.@GovRonDeSantis Calling Out Journalists Defending Big Tech & The Censorship Of Hunter Biden Story: “You're trying to tell me if there was hacked information that could damage me, you wouldn't print it? Give me a break. You can whiz on my leg, but don’t tell me it’s raining." 5/ pic.twitter.com/6psMF0UJ0e— The Columbia Bugle ?? (@ColumbiaBugle) February 2, 2021
“At the turn of the 21st century, online technology represented tools to liberate Americans from reliance on distrusted legacy media outlets,” DeSantis said. “As social media proliferated over the past decade, citizens could directly connect with large numbers of people and could cut out corporate media outlets entirely. Over the years, however, these platforms have changed from neutral platforms that provided Americans with the freedom to speak to enforcers of preferred narratives.”
“Silicon Valley CEOs wield extraordinary power, to the point of holistically controlling the flow of vast swaths of information in our country,” he declared. “In a matter of hours, a business can be dismantled, a community of friends and colleagues canceled, and even a sitting president of the United States silenced.
“By their own admission, social media companies view themselves as platforms of global, regional, and local connectivity,” DeSantis went on. “Make no mistake, they are nothing more than advertising conglomerates, and I’m not interested in handing over the keys to the public square to a bunch of companies whose economic interests are not aligned with the public interest.”
DeSantis using an old-school state fraud statute as a hook to bring suits against Big Tech is ingenious. I’ve had several discussions in the past with conservative lawyers who have made precisely this argument, but a major Republican politician taking up the mantle is a big deal.— Josh Hammer (@josh_hammer) February 3, 2021
DeSantis using an old-school state fraud statute as a hook to bring suits against Big Tech is ingenious. I’ve had several discussions in the past with conservative lawyers who have made precisely this argument, but a major Republican politician taking up the mantle is a big deal.
— Josh Hammer (@josh_hammer) February 3, 2021
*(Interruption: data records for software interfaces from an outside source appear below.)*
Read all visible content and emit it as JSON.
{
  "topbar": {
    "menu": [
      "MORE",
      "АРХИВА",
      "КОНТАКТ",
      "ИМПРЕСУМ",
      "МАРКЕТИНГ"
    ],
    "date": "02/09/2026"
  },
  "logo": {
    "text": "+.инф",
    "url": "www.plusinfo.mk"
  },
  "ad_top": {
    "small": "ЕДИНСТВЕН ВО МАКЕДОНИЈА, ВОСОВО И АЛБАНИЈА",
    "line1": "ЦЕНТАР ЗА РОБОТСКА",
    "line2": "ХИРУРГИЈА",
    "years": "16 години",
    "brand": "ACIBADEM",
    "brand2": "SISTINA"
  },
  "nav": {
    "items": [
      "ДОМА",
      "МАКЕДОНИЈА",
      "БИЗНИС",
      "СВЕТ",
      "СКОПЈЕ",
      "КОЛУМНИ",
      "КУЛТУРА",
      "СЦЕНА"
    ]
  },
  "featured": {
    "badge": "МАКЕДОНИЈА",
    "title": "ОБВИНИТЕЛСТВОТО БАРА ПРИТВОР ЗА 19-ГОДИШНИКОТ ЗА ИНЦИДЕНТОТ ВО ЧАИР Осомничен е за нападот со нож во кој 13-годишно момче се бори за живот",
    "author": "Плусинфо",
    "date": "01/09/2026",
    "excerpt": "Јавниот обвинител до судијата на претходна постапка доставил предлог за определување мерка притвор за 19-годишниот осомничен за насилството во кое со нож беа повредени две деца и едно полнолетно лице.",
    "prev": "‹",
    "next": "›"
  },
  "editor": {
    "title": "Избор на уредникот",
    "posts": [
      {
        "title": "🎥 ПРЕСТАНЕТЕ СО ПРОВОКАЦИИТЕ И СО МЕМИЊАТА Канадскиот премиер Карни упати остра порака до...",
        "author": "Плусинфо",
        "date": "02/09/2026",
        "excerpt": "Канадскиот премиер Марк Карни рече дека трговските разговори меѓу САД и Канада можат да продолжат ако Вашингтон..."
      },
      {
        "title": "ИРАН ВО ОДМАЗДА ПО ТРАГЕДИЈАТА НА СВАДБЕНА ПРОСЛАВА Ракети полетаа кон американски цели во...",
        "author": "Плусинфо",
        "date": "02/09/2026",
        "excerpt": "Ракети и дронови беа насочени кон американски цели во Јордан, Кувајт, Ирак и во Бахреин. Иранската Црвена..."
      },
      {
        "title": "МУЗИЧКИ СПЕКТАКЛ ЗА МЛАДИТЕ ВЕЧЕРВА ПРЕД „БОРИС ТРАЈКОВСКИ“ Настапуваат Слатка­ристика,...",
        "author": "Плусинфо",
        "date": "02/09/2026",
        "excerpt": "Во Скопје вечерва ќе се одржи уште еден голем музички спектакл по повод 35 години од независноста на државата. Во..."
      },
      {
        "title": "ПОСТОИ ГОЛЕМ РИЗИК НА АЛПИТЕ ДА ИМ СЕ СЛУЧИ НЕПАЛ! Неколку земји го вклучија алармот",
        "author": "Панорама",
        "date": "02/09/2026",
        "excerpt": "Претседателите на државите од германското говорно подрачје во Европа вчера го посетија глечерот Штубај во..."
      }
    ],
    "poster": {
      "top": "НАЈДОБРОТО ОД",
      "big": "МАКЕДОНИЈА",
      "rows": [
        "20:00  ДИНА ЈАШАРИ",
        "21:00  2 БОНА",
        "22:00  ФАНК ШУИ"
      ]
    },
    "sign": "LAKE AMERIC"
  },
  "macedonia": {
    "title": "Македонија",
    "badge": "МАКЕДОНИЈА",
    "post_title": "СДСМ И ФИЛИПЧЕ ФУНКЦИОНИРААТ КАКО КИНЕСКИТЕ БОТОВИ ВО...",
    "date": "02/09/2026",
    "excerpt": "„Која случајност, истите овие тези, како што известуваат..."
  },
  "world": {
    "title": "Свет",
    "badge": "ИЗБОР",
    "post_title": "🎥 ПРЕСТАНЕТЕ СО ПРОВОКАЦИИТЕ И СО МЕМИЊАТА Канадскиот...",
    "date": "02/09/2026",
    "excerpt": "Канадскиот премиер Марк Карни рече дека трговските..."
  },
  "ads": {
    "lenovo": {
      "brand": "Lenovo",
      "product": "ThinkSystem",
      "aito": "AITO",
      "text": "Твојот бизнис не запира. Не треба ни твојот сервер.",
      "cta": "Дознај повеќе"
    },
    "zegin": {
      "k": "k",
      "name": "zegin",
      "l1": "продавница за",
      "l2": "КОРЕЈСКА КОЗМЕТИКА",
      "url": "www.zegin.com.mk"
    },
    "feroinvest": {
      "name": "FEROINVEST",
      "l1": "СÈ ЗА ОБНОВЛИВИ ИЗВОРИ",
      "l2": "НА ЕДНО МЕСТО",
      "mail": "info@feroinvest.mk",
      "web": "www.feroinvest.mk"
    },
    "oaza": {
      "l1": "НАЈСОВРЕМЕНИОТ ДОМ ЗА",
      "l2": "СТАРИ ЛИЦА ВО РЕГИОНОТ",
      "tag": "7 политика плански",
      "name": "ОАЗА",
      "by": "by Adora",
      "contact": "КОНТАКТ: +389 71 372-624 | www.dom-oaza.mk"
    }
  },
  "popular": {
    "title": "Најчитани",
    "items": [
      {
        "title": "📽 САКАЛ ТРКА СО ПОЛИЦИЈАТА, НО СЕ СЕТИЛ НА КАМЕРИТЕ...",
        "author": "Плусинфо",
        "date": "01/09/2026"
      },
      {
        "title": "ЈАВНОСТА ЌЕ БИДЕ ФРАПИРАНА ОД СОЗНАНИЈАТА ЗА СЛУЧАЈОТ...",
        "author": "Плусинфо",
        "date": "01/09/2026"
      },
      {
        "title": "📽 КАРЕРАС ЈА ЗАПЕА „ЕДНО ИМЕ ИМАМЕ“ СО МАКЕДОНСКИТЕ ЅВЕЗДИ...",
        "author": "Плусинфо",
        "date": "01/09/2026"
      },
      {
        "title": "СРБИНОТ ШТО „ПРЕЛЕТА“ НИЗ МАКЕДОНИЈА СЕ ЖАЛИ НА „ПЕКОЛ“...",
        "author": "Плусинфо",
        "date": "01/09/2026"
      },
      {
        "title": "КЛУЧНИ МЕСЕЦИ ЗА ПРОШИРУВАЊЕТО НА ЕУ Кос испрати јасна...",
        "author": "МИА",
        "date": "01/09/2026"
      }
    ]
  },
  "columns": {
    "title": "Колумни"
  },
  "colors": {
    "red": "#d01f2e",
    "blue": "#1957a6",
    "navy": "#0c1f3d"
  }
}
Big Tech’s suppression of and discrimination against conservative speech has been a topic of growing concern ever since former President Donald Trump’s 2016 victory was attributed in part to his use of Twitter to spread his message, and accelerated over the past year as Google, Facebook, and Twitter appointed themselves arbiters of “misinformation” pertaining to the COVID-19 outbreak and election integrity.
Since the election, and particularly the January 6 riot at the US Capitol building, those efforts have accelerated further still. The riot has been used as a pretext to ban Trump from Twitter, force alternative social network Parler offline, and more. Mozilla CEO Mitchell Baker went so far as to call for “more than deplatforming” Trump and his allies.
Taking on Big Tech is likely to be a political boon for DeSantis, who is already considered by many on the Right an early frontrunner for the 2024 Republican presidential nomination, thanks to his conservative record in office, his handling of the COVID-19 without intensive lockdowns, and his knack for parrying hostile media.